## TASK OBJECTIVE
Although the entries contain pictures, copy only their text, exactly as written.

## INPUT RECORDS
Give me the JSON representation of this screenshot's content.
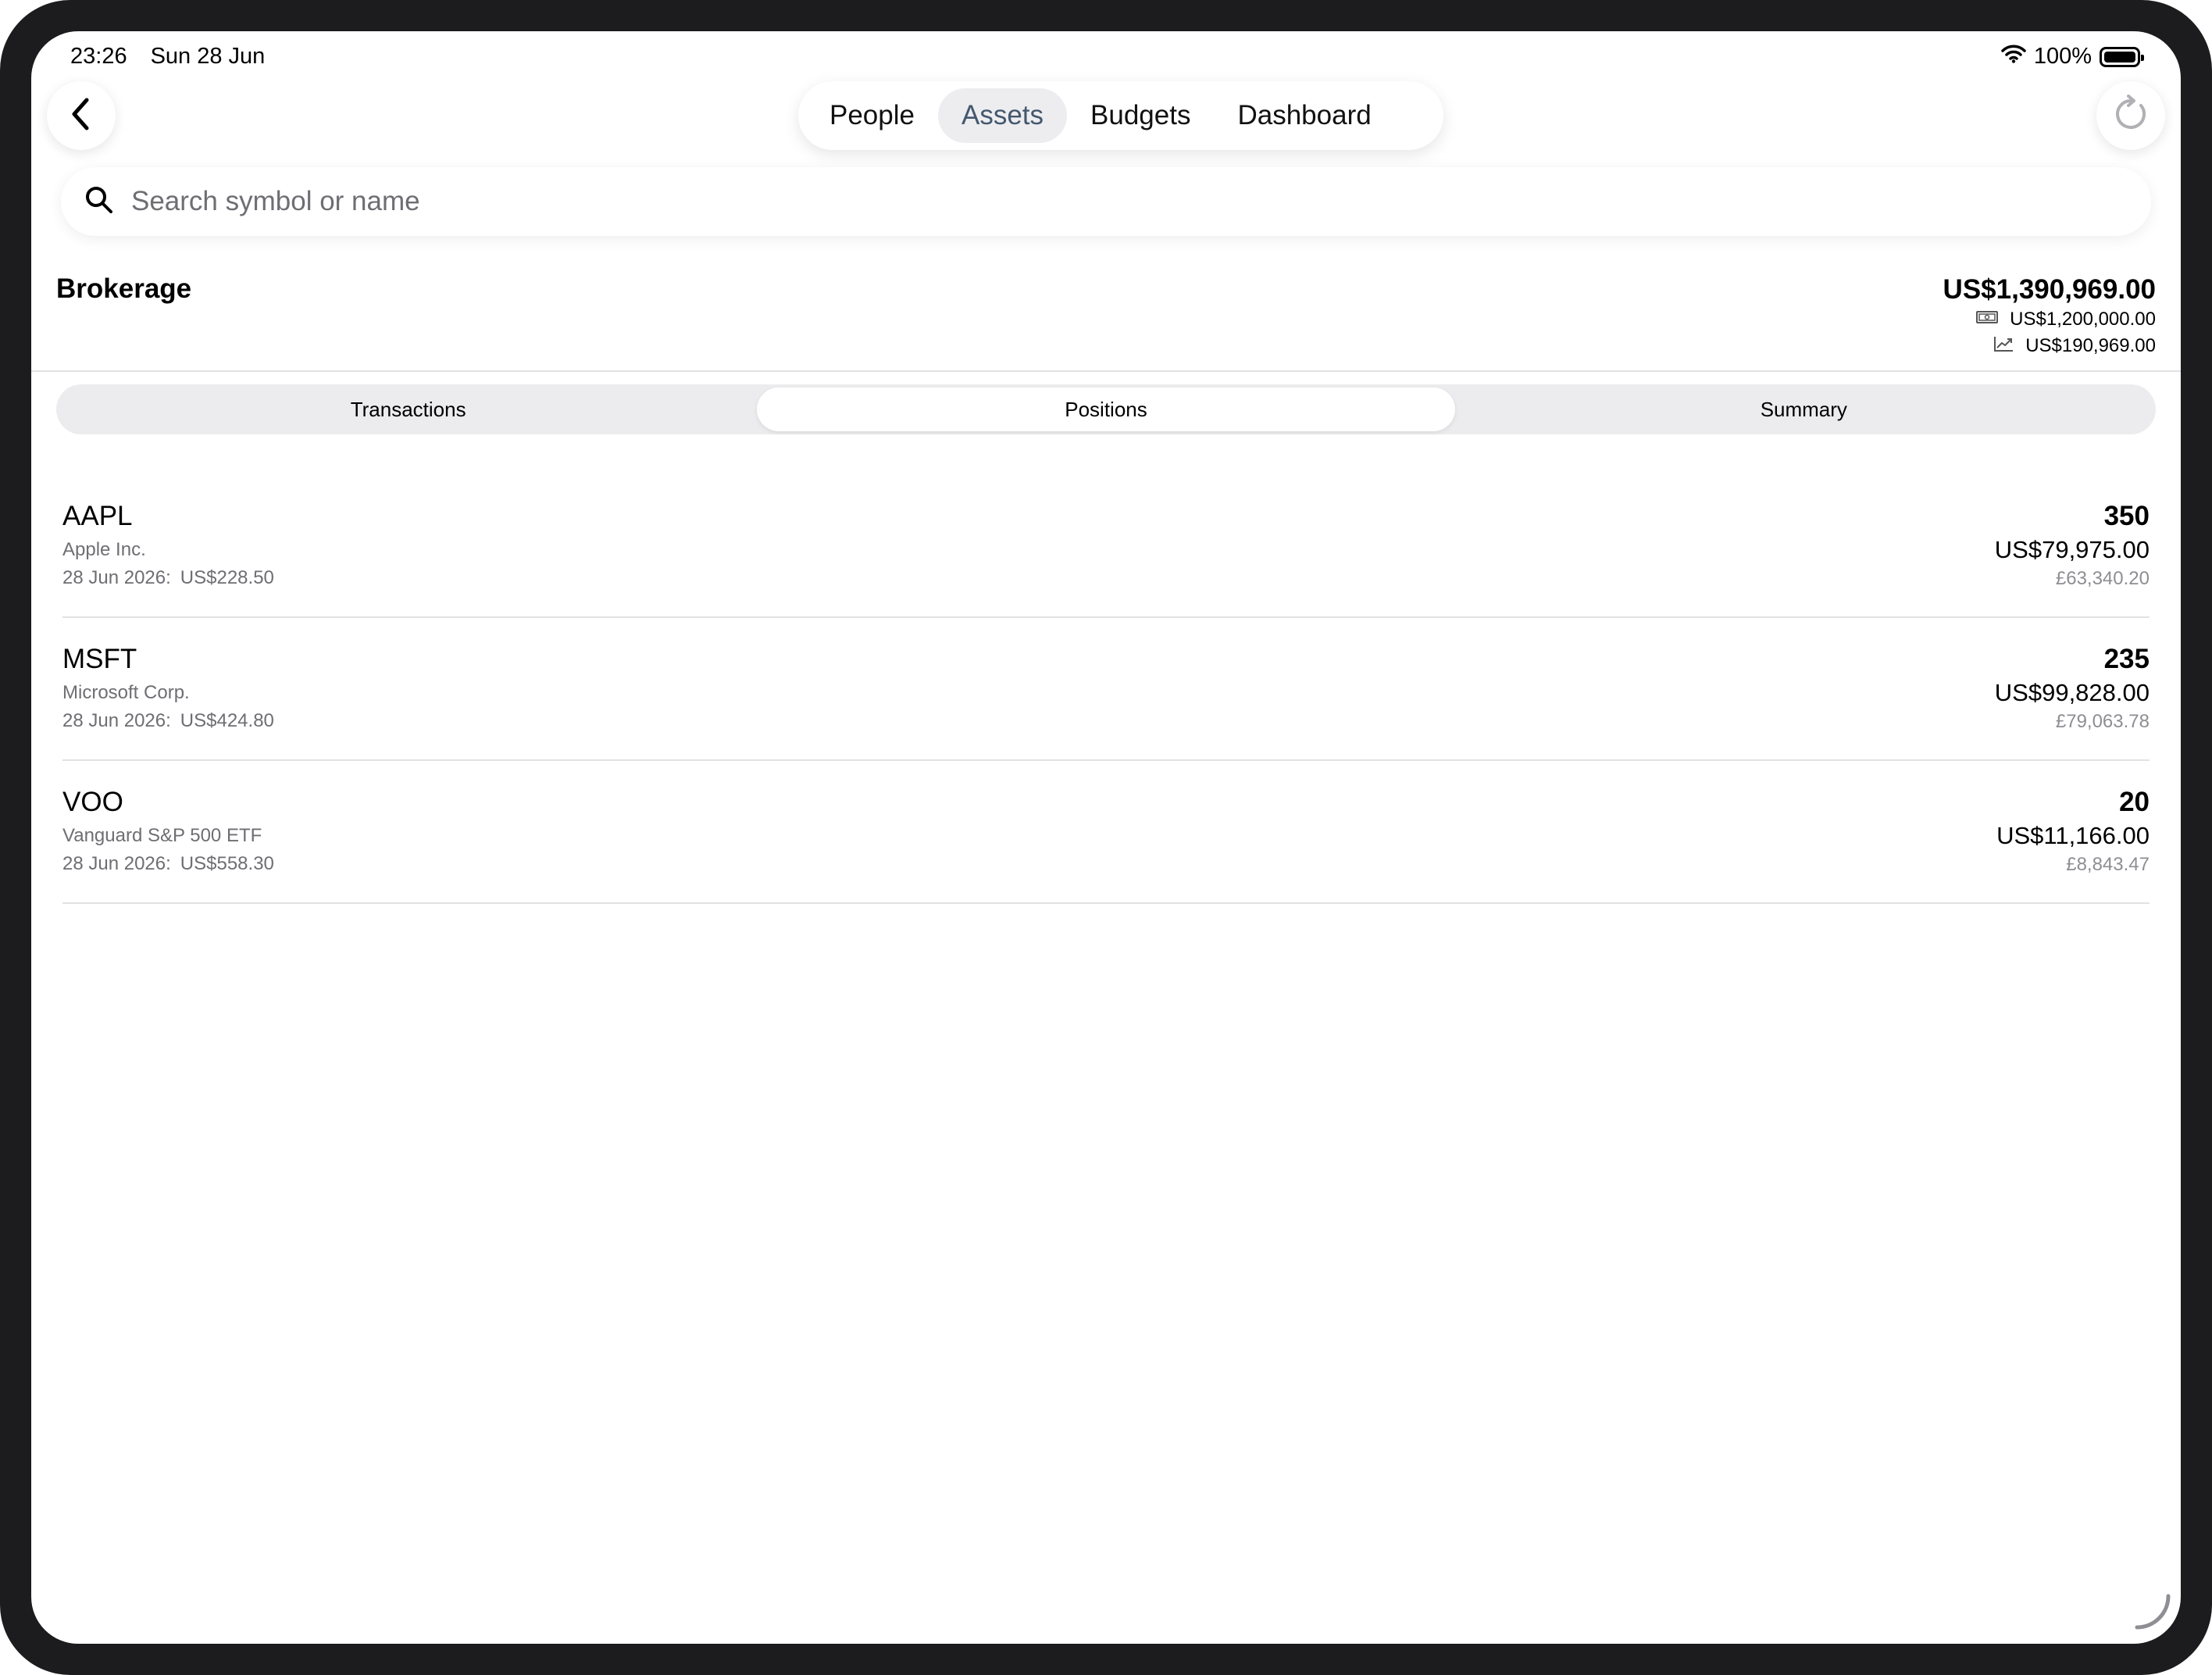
{
  "status_bar": {
    "time": "23:26",
    "date": "Sun 28 Jun",
    "battery": "100%",
    "battery_level": 1.0
  },
  "nav": {
    "tabs": [
      {
        "label": "People",
        "active": false
      },
      {
        "label": "Assets",
        "active": true
      },
      {
        "label": "Budgets",
        "active": false
      },
      {
        "label": "Dashboard",
        "active": false
      }
    ]
  },
  "search": {
    "placeholder": "Search symbol or name",
    "value": ""
  },
  "account": {
    "name": "Brokerage",
    "total": "US$1,390,969.00",
    "cost_basis": "US$1,200,000.00",
    "gain": "US$190,969.00"
  },
  "segments": {
    "items": [
      {
        "label": "Transactions",
        "active": false
      },
      {
        "label": "Positions",
        "active": true
      },
      {
        "label": "Summary",
        "active": false
      }
    ]
  },
  "positions": [
    {
      "symbol": "AAPL",
      "name": "Apple Inc.",
      "date": "28 Jun 2026:",
      "price": "US$228.50",
      "quantity": "350",
      "value_usd": "US$79,975.00",
      "value_gbp": "£63,340.20"
    },
    {
      "symbol": "MSFT",
      "name": "Microsoft Corp.",
      "date": "28 Jun 2026:",
      "price": "US$424.80",
      "quantity": "235",
      "value_usd": "US$99,828.00",
      "value_gbp": "£79,063.78"
    },
    {
      "symbol": "VOO",
      "name": "Vanguard S&P 500 ETF",
      "date": "28 Jun 2026:",
      "price": "US$558.30",
      "quantity": "20",
      "value_usd": "US$11,166.00",
      "value_gbp": "£8,843.47"
    }
  ],
  "colors": {
    "active_tab_text": "#44586e",
    "active_tab_bg": "#ededf0",
    "secondary_text": "#6e6e73",
    "device_frame": "#1c1c1e"
  }
}
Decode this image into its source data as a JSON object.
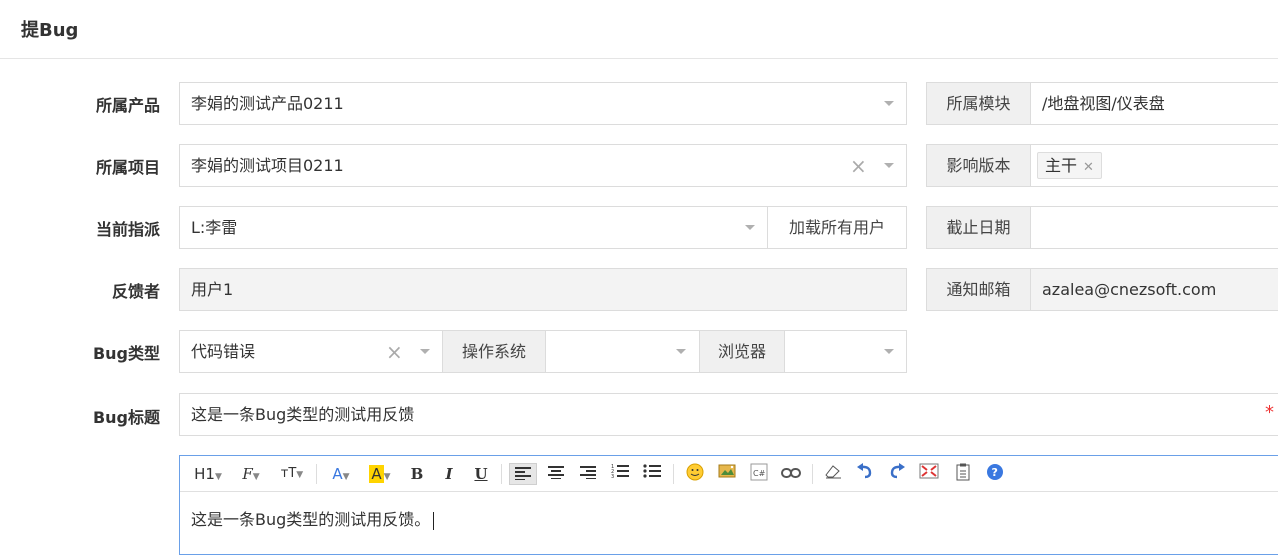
{
  "page": {
    "title": "提Bug"
  },
  "form": {
    "product": {
      "label": "所属产品",
      "value": "李娟的测试产品0211"
    },
    "module": {
      "label": "所属模块",
      "value": "/地盘视图/仪表盘"
    },
    "project": {
      "label": "所属项目",
      "value": "李娟的测试项目0211"
    },
    "build": {
      "label": "影响版本",
      "chip": "主干"
    },
    "assigned": {
      "label": "当前指派",
      "value": "L:李雷",
      "load_all_label": "加载所有用户"
    },
    "deadline": {
      "label": "截止日期",
      "value": ""
    },
    "feedback_by": {
      "label": "反馈者",
      "value": "用户1"
    },
    "notify_email": {
      "label": "通知邮箱",
      "value": "azalea@cnezsoft.com"
    },
    "bug_type": {
      "label": "Bug类型",
      "value": "代码错误"
    },
    "os": {
      "label": "操作系统",
      "value": ""
    },
    "browser": {
      "label": "浏览器",
      "value": ""
    },
    "bug_title": {
      "label": "Bug标题",
      "value": "这是一条Bug类型的测试用反馈",
      "required_mark": "*"
    }
  },
  "editor": {
    "toolbar": {
      "h1": "H1",
      "font_family": "F",
      "font_size": "тT",
      "font_color": "A",
      "bg_color": "A",
      "bold": "B",
      "italic": "I",
      "underline": "U"
    },
    "content": "这是一条Bug类型的测试用反馈。"
  },
  "colors": {
    "accent": "#3a78e0",
    "required": "#e33333",
    "addon_bg": "#f0f0f0"
  }
}
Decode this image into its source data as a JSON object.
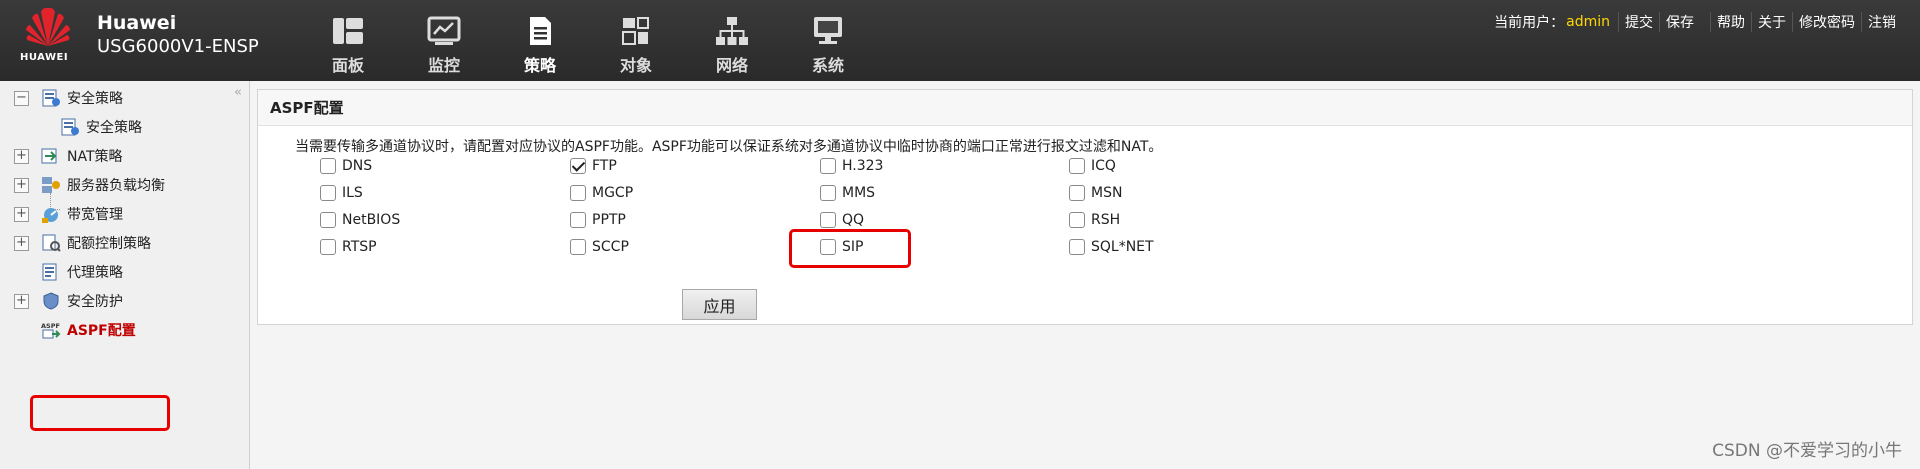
{
  "header": {
    "logo_text": "HUAWEI",
    "vendor": "Huawei",
    "model": "USG6000V1-ENSP",
    "nav": [
      {
        "label": "面板",
        "icon": "dashboard-icon"
      },
      {
        "label": "监控",
        "icon": "monitor-chart-icon"
      },
      {
        "label": "策略",
        "icon": "policy-document-icon",
        "active": true
      },
      {
        "label": "对象",
        "icon": "object-icon"
      },
      {
        "label": "网络",
        "icon": "network-topology-icon"
      },
      {
        "label": "系统",
        "icon": "system-computer-icon"
      }
    ],
    "user_label": "当前用户：",
    "user": "admin",
    "actions": [
      "提交",
      "保存",
      "帮助",
      "关于",
      "修改密码",
      "注销"
    ]
  },
  "sidebar": {
    "items": [
      {
        "label": "安全策略",
        "expander": "−"
      },
      {
        "label": "安全策略"
      },
      {
        "label": "NAT策略",
        "expander": "+"
      },
      {
        "label": "服务器负载均衡",
        "expander": "+"
      },
      {
        "label": "带宽管理",
        "expander": "+"
      },
      {
        "label": "配额控制策略",
        "expander": "+"
      },
      {
        "label": "代理策略"
      },
      {
        "label": "安全防护",
        "expander": "+"
      },
      {
        "label": "ASPF配置",
        "selected": true
      }
    ],
    "icon_text": "ASPF"
  },
  "main": {
    "panel_title": "ASPF配置",
    "description": "当需要传输多通道协议时，请配置对应协议的ASPF功能。ASPF功能可以保证系统对多通道协议中临时协商的端口正常进行报文过滤和NAT。",
    "protocols": [
      {
        "label": "DNS",
        "checked": false
      },
      {
        "label": "FTP",
        "checked": true
      },
      {
        "label": "H.323",
        "checked": false
      },
      {
        "label": "ICQ",
        "checked": false
      },
      {
        "label": "ILS",
        "checked": false
      },
      {
        "label": "MGCP",
        "checked": false
      },
      {
        "label": "MMS",
        "checked": false
      },
      {
        "label": "MSN",
        "checked": false
      },
      {
        "label": "NetBIOS",
        "checked": false
      },
      {
        "label": "PPTP",
        "checked": false
      },
      {
        "label": "QQ",
        "checked": false
      },
      {
        "label": "RSH",
        "checked": false
      },
      {
        "label": "RTSP",
        "checked": false
      },
      {
        "label": "SCCP",
        "checked": false
      },
      {
        "label": "SIP",
        "checked": false
      },
      {
        "label": "SQL*NET",
        "checked": false
      }
    ],
    "apply_label": "应用"
  },
  "watermark": "CSDN @不爱学习的小牛",
  "colors": {
    "header_bg": "#2f2f2f",
    "user_color": "#ffd800",
    "highlight": "#e60000",
    "selected_text": "#c00000"
  }
}
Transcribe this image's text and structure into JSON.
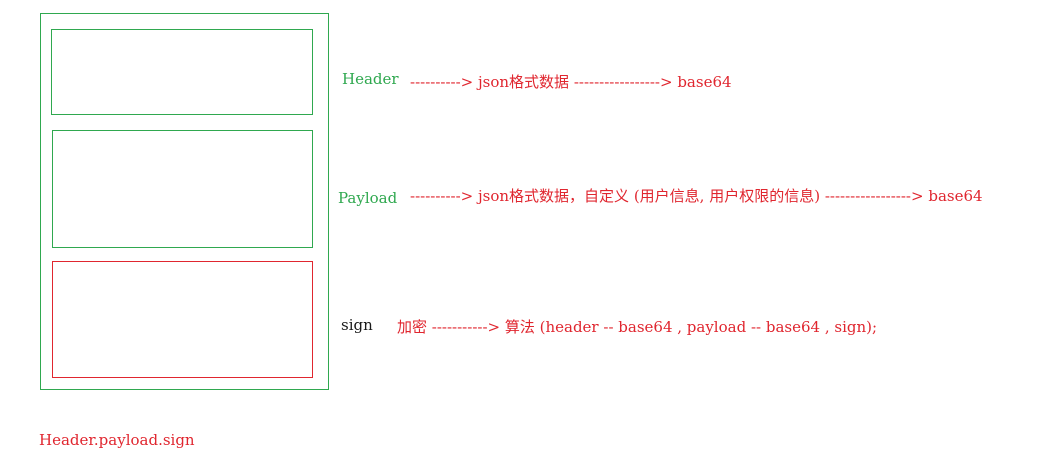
{
  "labels": {
    "header": "Header",
    "payload": "Payload",
    "sign": "sign",
    "footer": "Header.payload.sign"
  },
  "flows": {
    "header": "----------> json格式数据 -----------------> base64",
    "payload": "----------> json格式数据，自定义 (用户信息, 用户权限的信息) -----------------> base64",
    "sign": "加密 -----------> 算法 (header -- base64  , payload -- base64 , sign);"
  },
  "colors": {
    "green": "#2fa84f",
    "red": "#e0262f"
  }
}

## RESPONSE TO THIS EXERCISE
Give me the JSON representation of this screenshot's content.
{
  "status_bar": {
    "time": "23:26",
    "date": "Sun 28 Jun",
    "battery": "100%",
    "battery_level": 1.0
  },
  "nav": {
    "tabs": [
      {
        "label": "People",
        "active": false
      },
      {
        "label": "Assets",
        "active": true
      },
      {
        "label": "Budgets",
        "active": false
      },
      {
        "label": "Dashboard",
        "active": false
      }
    ]
  },
  "search": {
    "placeholder": "Search symbol or name",
    "value": ""
  },
  "account": {
    "name": "Brokerage",
    "total": "US$1,390,969.00",
    "cost_basis": "US$1,200,000.00",
    "gain": "US$190,969.00"
  },
  "segments": {
    "items": [
      {
        "label": "Transactions",
        "active": false
      },
      {
        "label": "Positions",
        "active": true
      },
      {
        "label": "Summary",
        "active": false
      }
    ]
  },
  "positions": [
    {
      "symbol": "AAPL",
      "name": "Apple Inc.",
      "date": "28 Jun 2026:",
      "price": "US$228.50",
      "quantity": "350",
      "value_usd": "US$79,975.00",
      "value_gbp": "£63,340.20"
    },
    {
      "symbol": "MSFT",
      "name": "Microsoft Corp.",
      "date": "28 Jun 2026:",
      "price": "US$424.80",
      "quantity": "235",
      "value_usd": "US$99,828.00",
      "value_gbp": "£79,063.78"
    },
    {
      "symbol": "VOO",
      "name": "Vanguard S&P 500 ETF",
      "date": "28 Jun 2026:",
      "price": "US$558.30",
      "quantity": "20",
      "value_usd": "US$11,166.00",
      "value_gbp": "£8,843.47"
    }
  ],
  "colors": {
    "active_tab_text": "#44586e",
    "active_tab_bg": "#ededf0",
    "secondary_text": "#6e6e73",
    "device_frame": "#1c1c1e"
  }
}
Decode this image into its source data as a JSON object.
{
  "page": {
    "title": "提Bug"
  },
  "form": {
    "product": {
      "label": "所属产品",
      "value": "李娟的测试产品0211"
    },
    "module": {
      "label": "所属模块",
      "value": "/地盘视图/仪表盘"
    },
    "project": {
      "label": "所属项目",
      "value": "李娟的测试项目0211"
    },
    "build": {
      "label": "影响版本",
      "chip": "主干"
    },
    "assigned": {
      "label": "当前指派",
      "value": "L:李雷",
      "load_all_label": "加载所有用户"
    },
    "deadline": {
      "label": "截止日期",
      "value": ""
    },
    "feedback_by": {
      "label": "反馈者",
      "value": "用户1"
    },
    "notify_email": {
      "label": "通知邮箱",
      "value": "azalea@cnezsoft.com"
    },
    "bug_type": {
      "label": "Bug类型",
      "value": "代码错误"
    },
    "os": {
      "label": "操作系统",
      "value": ""
    },
    "browser": {
      "label": "浏览器",
      "value": ""
    },
    "bug_title": {
      "label": "Bug标题",
      "value": "这是一条Bug类型的测试用反馈",
      "required_mark": "*"
    }
  },
  "editor": {
    "toolbar": {
      "h1": "H1",
      "font_family": "F",
      "font_size": "тT",
      "font_color": "A",
      "bg_color": "A",
      "bold": "B",
      "italic": "I",
      "underline": "U"
    },
    "content": "这是一条Bug类型的测试用反馈。"
  },
  "colors": {
    "accent": "#3a78e0",
    "required": "#e33333",
    "addon_bg": "#f0f0f0"
  }
}
Decode this image into its source data as a JSON object.
{
  "header": {
    "logo_text": "HUAWEI",
    "vendor": "Huawei",
    "model": "USG6000V1-ENSP",
    "nav": [
      {
        "label": "面板",
        "icon": "dashboard-icon"
      },
      {
        "label": "监控",
        "icon": "monitor-chart-icon"
      },
      {
        "label": "策略",
        "icon": "policy-document-icon",
        "active": true
      },
      {
        "label": "对象",
        "icon": "object-icon"
      },
      {
        "label": "网络",
        "icon": "network-topology-icon"
      },
      {
        "label": "系统",
        "icon": "system-computer-icon"
      }
    ],
    "user_label": "当前用户：",
    "user": "admin",
    "actions": [
      "提交",
      "保存",
      "帮助",
      "关于",
      "修改密码",
      "注销"
    ]
  },
  "sidebar": {
    "items": [
      {
        "label": "安全策略",
        "expander": "−"
      },
      {
        "label": "安全策略"
      },
      {
        "label": "NAT策略",
        "expander": "+"
      },
      {
        "label": "服务器负载均衡",
        "expander": "+"
      },
      {
        "label": "带宽管理",
        "expander": "+"
      },
      {
        "label": "配额控制策略",
        "expander": "+"
      },
      {
        "label": "代理策略"
      },
      {
        "label": "安全防护",
        "expander": "+"
      },
      {
        "label": "ASPF配置",
        "selected": true
      }
    ],
    "icon_text": "ASPF"
  },
  "main": {
    "panel_title": "ASPF配置",
    "description": "当需要传输多通道协议时，请配置对应协议的ASPF功能。ASPF功能可以保证系统对多通道协议中临时协商的端口正常进行报文过滤和NAT。",
    "protocols": [
      {
        "label": "DNS",
        "checked": false
      },
      {
        "label": "FTP",
        "checked": true
      },
      {
        "label": "H.323",
        "checked": false
      },
      {
        "label": "ICQ",
        "checked": false
      },
      {
        "label": "ILS",
        "checked": false
      },
      {
        "label": "MGCP",
        "checked": false
      },
      {
        "label": "MMS",
        "checked": false
      },
      {
        "label": "MSN",
        "checked": false
      },
      {
        "label": "NetBIOS",
        "checked": false
      },
      {
        "label": "PPTP",
        "checked": false
      },
      {
        "label": "QQ",
        "checked": false
      },
      {
        "label": "RSH",
        "checked": false
      },
      {
        "label": "RTSP",
        "checked": false
      },
      {
        "label": "SCCP",
        "checked": false
      },
      {
        "label": "SIP",
        "checked": false
      },
      {
        "label": "SQL*NET",
        "checked": false
      }
    ],
    "apply_label": "应用"
  },
  "watermark": "CSDN @不爱学习的小牛",
  "colors": {
    "header_bg": "#2f2f2f",
    "user_color": "#ffd800",
    "highlight": "#e60000",
    "selected_text": "#c00000"
  }
}
Transcribe this image's text and structure into JSON.
{
  "labels": {
    "header": "Header",
    "payload": "Payload",
    "sign": "sign",
    "footer": "Header.payload.sign"
  },
  "flows": {
    "header": "----------> json格式数据 -----------------> base64",
    "payload": "----------> json格式数据，自定义 (用户信息, 用户权限的信息) -----------------> base64",
    "sign": "加密 -----------> 算法 (header -- base64  , payload -- base64 , sign);"
  },
  "colors": {
    "green": "#2fa84f",
    "red": "#e0262f"
  }
}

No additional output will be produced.